Silk was considered to be an animal rights issue, as the conventional process of harvesting silk involved heat-treating cocoons before metamorphosis occurred to prevent damage to the silk fibres. This heat treatment resulted in the deaths of the silk worm larvae inside. An alternative to conventional silk was 'peace' or 'vegetarian' silk so called because the silk is harvested after the caterpillars have developed and hatched into moths. One Village stated that only one of its cushion covers lines was made of silk. The silk used was "forest silk that is... extracted deep in the forests of Odisha according to very old traditions". The online shop described the silk as "Tasar wild silk" and "wild silk from the Orissa forests. Handloom woven in Golpalpur village." The company did not believe that heat-treatment was used to extract the silk fibres. However, Victoria and Albert documentary, "How Was It Made? Cultivating Tasar Silk", available on YouTube showed that Tasar silk is made by reeling full threads from cocoons, which requires heat-treating the cocoons. Leaving the moth to exit the cocoon naturally, as is usual in 'peace' silk, would have meant the thread could not be unwound as a whole, which produced lower-grade silk. Ethical Consumer therefore assumed the silk used was produced conventionally whereby silk worms are killed. The company therefore lost a half a mark in the Animal Rights category.

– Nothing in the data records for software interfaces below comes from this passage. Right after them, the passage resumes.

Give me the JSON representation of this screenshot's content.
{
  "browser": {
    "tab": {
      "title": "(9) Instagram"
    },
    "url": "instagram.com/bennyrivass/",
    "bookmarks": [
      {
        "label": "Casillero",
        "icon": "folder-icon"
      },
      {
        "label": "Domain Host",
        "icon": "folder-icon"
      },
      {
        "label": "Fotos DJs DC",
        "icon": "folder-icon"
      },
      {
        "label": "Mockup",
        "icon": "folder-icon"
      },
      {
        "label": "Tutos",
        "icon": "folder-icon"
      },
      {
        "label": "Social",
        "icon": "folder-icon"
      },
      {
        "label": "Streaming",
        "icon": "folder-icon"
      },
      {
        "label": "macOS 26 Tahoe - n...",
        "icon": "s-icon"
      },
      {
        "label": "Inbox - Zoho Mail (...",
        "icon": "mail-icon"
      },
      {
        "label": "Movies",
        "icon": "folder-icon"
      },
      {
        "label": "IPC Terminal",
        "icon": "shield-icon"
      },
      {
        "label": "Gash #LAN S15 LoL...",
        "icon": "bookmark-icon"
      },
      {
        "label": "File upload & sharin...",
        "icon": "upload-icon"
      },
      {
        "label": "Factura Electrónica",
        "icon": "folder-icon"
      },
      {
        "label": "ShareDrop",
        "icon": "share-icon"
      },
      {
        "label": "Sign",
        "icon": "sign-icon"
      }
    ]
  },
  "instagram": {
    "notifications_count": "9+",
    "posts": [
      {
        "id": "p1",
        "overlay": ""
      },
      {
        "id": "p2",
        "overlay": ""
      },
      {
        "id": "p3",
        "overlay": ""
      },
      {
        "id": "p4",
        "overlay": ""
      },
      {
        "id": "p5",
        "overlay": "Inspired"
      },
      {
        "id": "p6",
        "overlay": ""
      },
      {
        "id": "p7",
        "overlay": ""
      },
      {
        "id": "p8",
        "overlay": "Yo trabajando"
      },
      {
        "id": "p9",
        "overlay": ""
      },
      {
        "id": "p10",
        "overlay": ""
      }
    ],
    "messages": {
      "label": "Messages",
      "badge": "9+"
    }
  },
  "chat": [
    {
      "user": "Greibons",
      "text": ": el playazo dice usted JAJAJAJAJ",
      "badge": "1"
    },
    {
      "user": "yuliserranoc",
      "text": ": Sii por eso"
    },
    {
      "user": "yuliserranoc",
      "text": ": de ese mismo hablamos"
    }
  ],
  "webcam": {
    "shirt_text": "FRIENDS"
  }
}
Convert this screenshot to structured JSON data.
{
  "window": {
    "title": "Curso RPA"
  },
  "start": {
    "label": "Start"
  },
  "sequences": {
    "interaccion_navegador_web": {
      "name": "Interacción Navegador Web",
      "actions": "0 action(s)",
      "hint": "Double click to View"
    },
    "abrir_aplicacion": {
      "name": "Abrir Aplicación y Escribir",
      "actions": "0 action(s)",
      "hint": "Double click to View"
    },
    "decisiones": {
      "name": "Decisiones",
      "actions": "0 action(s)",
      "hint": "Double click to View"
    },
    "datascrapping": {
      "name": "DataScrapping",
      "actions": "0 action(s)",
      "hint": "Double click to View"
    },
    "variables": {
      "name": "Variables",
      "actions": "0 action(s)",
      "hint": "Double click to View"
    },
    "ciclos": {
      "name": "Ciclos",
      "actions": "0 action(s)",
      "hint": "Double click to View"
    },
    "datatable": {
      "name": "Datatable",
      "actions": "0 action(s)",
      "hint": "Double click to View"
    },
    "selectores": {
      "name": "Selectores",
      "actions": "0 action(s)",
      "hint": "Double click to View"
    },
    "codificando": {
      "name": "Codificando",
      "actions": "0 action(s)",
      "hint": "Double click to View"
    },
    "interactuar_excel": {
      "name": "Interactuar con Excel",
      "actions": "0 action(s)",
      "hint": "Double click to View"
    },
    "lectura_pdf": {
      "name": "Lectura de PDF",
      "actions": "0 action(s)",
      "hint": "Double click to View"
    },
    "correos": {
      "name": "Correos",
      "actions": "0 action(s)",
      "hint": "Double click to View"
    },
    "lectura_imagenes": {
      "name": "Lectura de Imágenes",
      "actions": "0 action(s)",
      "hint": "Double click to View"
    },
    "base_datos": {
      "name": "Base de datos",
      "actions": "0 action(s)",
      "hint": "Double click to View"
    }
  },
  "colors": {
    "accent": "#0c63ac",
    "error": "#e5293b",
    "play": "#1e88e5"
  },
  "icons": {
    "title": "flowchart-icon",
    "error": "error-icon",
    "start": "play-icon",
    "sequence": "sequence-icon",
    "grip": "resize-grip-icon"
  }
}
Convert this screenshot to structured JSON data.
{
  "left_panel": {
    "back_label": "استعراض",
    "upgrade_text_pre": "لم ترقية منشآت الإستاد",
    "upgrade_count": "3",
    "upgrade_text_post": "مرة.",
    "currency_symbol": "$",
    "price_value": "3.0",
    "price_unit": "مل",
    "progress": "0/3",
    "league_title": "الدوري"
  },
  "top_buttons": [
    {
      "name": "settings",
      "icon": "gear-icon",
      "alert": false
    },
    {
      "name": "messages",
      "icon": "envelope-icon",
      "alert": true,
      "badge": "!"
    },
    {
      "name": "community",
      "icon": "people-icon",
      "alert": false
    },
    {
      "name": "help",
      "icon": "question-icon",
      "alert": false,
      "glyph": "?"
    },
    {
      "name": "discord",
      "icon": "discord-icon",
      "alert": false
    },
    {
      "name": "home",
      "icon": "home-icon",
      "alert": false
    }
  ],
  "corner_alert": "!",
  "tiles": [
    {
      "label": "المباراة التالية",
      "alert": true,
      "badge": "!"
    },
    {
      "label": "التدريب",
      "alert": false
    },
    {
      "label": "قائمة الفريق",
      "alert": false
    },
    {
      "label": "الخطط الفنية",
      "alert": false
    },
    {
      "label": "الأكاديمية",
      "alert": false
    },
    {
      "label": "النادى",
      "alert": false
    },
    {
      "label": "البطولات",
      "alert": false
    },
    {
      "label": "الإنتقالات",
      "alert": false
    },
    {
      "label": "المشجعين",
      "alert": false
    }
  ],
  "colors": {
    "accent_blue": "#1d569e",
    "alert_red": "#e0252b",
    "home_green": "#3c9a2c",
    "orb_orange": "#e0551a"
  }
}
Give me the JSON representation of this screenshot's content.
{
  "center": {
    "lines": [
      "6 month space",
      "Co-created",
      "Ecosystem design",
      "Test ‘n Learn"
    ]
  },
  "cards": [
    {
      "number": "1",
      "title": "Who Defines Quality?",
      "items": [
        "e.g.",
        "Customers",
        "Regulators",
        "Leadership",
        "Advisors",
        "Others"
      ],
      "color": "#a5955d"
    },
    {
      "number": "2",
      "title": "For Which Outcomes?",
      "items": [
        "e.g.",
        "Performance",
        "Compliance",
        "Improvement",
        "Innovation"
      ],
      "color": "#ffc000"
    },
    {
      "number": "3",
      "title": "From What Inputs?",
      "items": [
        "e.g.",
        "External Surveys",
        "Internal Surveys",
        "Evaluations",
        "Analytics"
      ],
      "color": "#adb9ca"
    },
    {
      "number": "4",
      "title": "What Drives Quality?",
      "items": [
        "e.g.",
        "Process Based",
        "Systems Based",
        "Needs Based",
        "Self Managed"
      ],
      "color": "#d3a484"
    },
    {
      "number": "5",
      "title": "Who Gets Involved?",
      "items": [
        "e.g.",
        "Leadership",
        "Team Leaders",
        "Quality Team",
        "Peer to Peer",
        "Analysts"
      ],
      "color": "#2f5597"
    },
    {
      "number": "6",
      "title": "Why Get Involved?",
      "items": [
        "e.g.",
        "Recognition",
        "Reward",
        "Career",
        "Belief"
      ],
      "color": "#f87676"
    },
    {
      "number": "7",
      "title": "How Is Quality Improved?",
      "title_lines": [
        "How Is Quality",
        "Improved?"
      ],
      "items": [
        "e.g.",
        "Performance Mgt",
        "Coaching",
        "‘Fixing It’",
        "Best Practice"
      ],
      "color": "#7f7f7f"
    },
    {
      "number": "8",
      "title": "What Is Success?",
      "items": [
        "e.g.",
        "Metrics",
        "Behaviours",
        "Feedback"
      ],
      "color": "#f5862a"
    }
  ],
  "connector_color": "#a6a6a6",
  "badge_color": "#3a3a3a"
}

Feathers (down)
According to campaign group Four Paws, animal suffering from the live plucking and force-feeding of geese and ducks was present in the general down supply chains. In order to avoid these practices, a company was expected to adopt a standard that would trace and audit their whole supply chain, including higher-risk parent farms, to ensure such cruelties were excluded. Four Paws had found that certificates and audit reports from suppliers themselves 'do not provide sufficient guarantees that animals have a cruelty free life.' The feathers One Village used in its cushion pads were a by-product of ducks farmed for consumption in Germany and therefore did not come from ducks that were plucked alive. Force-feeding animals was prohibited under the German Animal Rights act. The company was considered to have a sufficient down-standard and was not marked down for the use of feathers under Ethical Consumer’s Animal Rights category.


One World Best Buy Questionnaire (28 April 2019)